== What to produce ==
Type every record exactly as it appears.

***** Supplied entries *****

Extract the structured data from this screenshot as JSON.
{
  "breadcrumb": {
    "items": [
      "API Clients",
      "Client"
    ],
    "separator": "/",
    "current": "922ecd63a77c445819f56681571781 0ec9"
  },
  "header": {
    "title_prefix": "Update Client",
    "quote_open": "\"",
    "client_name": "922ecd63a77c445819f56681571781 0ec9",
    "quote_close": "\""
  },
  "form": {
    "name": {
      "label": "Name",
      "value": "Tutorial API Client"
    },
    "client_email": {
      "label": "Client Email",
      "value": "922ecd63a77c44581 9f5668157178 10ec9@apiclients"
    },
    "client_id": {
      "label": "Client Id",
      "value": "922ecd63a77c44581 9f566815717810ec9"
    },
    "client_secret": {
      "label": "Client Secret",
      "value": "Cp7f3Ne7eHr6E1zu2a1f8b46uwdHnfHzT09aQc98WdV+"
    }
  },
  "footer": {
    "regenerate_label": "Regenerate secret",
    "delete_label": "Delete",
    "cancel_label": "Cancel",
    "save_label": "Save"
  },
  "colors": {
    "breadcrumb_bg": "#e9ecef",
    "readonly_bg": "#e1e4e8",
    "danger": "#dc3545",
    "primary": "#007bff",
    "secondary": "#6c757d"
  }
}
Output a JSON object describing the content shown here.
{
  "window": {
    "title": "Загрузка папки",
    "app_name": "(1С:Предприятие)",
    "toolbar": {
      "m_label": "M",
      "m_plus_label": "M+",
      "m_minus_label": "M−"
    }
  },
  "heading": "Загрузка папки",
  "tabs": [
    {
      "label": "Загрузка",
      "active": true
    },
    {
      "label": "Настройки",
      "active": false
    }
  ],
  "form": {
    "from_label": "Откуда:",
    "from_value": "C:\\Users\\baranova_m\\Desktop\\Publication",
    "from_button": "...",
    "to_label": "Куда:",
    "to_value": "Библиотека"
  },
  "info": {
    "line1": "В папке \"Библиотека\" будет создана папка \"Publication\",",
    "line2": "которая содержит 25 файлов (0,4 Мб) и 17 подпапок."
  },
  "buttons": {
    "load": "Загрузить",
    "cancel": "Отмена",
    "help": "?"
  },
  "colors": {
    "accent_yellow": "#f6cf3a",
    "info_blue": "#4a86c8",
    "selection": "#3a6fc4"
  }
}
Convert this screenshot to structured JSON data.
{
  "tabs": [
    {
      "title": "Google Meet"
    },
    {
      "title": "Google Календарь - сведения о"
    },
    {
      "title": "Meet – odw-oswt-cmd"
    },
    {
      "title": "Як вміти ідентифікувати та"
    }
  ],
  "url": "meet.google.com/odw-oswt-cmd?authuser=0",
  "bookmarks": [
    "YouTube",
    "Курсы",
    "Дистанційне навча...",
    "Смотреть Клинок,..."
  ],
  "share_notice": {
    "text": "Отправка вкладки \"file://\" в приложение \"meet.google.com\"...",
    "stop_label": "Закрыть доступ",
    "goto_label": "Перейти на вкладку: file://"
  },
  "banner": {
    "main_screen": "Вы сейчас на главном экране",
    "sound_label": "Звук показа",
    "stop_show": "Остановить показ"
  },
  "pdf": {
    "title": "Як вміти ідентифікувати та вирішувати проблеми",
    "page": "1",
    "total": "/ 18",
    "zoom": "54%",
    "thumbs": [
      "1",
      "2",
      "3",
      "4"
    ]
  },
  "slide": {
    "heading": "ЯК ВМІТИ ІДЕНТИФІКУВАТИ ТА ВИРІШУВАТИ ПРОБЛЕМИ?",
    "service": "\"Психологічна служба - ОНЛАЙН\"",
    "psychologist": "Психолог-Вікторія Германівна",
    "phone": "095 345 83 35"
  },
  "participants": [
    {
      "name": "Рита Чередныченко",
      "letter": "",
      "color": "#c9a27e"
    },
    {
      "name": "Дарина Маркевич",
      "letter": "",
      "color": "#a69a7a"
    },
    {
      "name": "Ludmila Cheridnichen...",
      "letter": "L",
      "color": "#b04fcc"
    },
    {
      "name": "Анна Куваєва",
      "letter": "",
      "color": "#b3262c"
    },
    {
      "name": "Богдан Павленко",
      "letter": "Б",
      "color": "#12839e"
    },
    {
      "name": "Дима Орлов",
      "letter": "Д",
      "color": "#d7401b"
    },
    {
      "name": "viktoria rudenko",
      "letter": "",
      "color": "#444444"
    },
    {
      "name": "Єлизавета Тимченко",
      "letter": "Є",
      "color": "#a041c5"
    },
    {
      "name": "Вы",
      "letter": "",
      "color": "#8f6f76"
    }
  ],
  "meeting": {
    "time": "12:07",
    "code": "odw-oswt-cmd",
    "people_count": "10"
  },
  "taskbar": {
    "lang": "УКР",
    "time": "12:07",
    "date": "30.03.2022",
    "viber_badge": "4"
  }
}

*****

== Expected output ==
Extract the structured data from this screenshot as JSON.
{
  "breadcrumb": {
    "items": [
      "API Clients",
      "Client"
    ],
    "separator": "/",
    "current": "922ecd63a77c445819f56681571781 0ec9"
  },
  "header": {
    "title_prefix": "Update Client",
    "quote_open": "\"",
    "client_name": "922ecd63a77c445819f56681571781 0ec9",
    "quote_close": "\""
  },
  "form": {
    "name": {
      "label": "Name",
      "value": "Tutorial API Client"
    },
    "client_email": {
      "label": "Client Email",
      "value": "922ecd63a77c44581 9f5668157178 10ec9@apiclients"
    },
    "client_id": {
      "label": "Client Id",
      "value": "922ecd63a77c44581 9f566815717810ec9"
    },
    "client_secret": {
      "label": "Client Secret",
      "value": "Cp7f3Ne7eHr6E1zu2a1f8b46uwdHnfHzT09aQc98WdV+"
    }
  },
  "footer": {
    "regenerate_label": "Regenerate secret",
    "delete_label": "Delete",
    "cancel_label": "Cancel",
    "save_label": "Save"
  },
  "colors": {
    "breadcrumb_bg": "#e9ecef",
    "readonly_bg": "#e1e4e8",
    "danger": "#dc3545",
    "primary": "#007bff",
    "secondary": "#6c757d"
  }
}
Output a JSON object describing the content shown here.
{
  "window": {
    "title": "Загрузка папки",
    "app_name": "(1С:Предприятие)",
    "toolbar": {
      "m_label": "M",
      "m_plus_label": "M+",
      "m_minus_label": "M−"
    }
  },
  "heading": "Загрузка папки",
  "tabs": [
    {
      "label": "Загрузка",
      "active": true
    },
    {
      "label": "Настройки",
      "active": false
    }
  ],
  "form": {
    "from_label": "Откуда:",
    "from_value": "C:\\Users\\baranova_m\\Desktop\\Publication",
    "from_button": "...",
    "to_label": "Куда:",
    "to_value": "Библиотека"
  },
  "info": {
    "line1": "В папке \"Библиотека\" будет создана папка \"Publication\",",
    "line2": "которая содержит 25 файлов (0,4 Мб) и 17 подпапок."
  },
  "buttons": {
    "load": "Загрузить",
    "cancel": "Отмена",
    "help": "?"
  },
  "colors": {
    "accent_yellow": "#f6cf3a",
    "info_blue": "#4a86c8",
    "selection": "#3a6fc4"
  }
}
Convert this screenshot to structured JSON data.
{
  "tabs": [
    {
      "title": "Google Meet"
    },
    {
      "title": "Google Календарь - сведения о"
    },
    {
      "title": "Meet – odw-oswt-cmd"
    },
    {
      "title": "Як вміти ідентифікувати та"
    }
  ],
  "url": "meet.google.com/odw-oswt-cmd?authuser=0",
  "bookmarks": [
    "YouTube",
    "Курсы",
    "Дистанційне навча...",
    "Смотреть Клинок,..."
  ],
  "share_notice": {
    "text": "Отправка вкладки \"file://\" в приложение \"meet.google.com\"...",
    "stop_label": "Закрыть доступ",
    "goto_label": "Перейти на вкладку: file://"
  },
  "banner": {
    "main_screen": "Вы сейчас на главном экране",
    "sound_label": "Звук показа",
    "stop_show": "Остановить показ"
  },
  "pdf": {
    "title": "Як вміти ідентифікувати та вирішувати проблеми",
    "page": "1",
    "total": "/ 18",
    "zoom": "54%",
    "thumbs": [
      "1",
      "2",
      "3",
      "4"
    ]
  },
  "slide": {
    "heading": "ЯК ВМІТИ ІДЕНТИФІКУВАТИ ТА ВИРІШУВАТИ ПРОБЛЕМИ?",
    "service": "\"Психологічна служба - ОНЛАЙН\"",
    "psychologist": "Психолог-Вікторія Германівна",
    "phone": "095 345 83 35"
  },
  "participants": [
    {
      "name": "Рита Чередныченко",
      "letter": "",
      "color": "#c9a27e"
    },
    {
      "name": "Дарина Маркевич",
      "letter": "",
      "color": "#a69a7a"
    },
    {
      "name": "Ludmila Cheridnichen...",
      "letter": "L",
      "color": "#b04fcc"
    },
    {
      "name": "Анна Куваєва",
      "letter": "",
      "color": "#b3262c"
    },
    {
      "name": "Богдан Павленко",
      "letter": "Б",
      "color": "#12839e"
    },
    {
      "name": "Дима Орлов",
      "letter": "Д",
      "color": "#d7401b"
    },
    {
      "name": "viktoria rudenko",
      "letter": "",
      "color": "#444444"
    },
    {
      "name": "Єлизавета Тимченко",
      "letter": "Є",
      "color": "#a041c5"
    },
    {
      "name": "Вы",
      "letter": "",
      "color": "#8f6f76"
    }
  ],
  "meeting": {
    "time": "12:07",
    "code": "odw-oswt-cmd",
    "people_count": "10"
  },
  "taskbar": {
    "lang": "УКР",
    "time": "12:07",
    "date": "30.03.2022",
    "viber_badge": "4"
  }
}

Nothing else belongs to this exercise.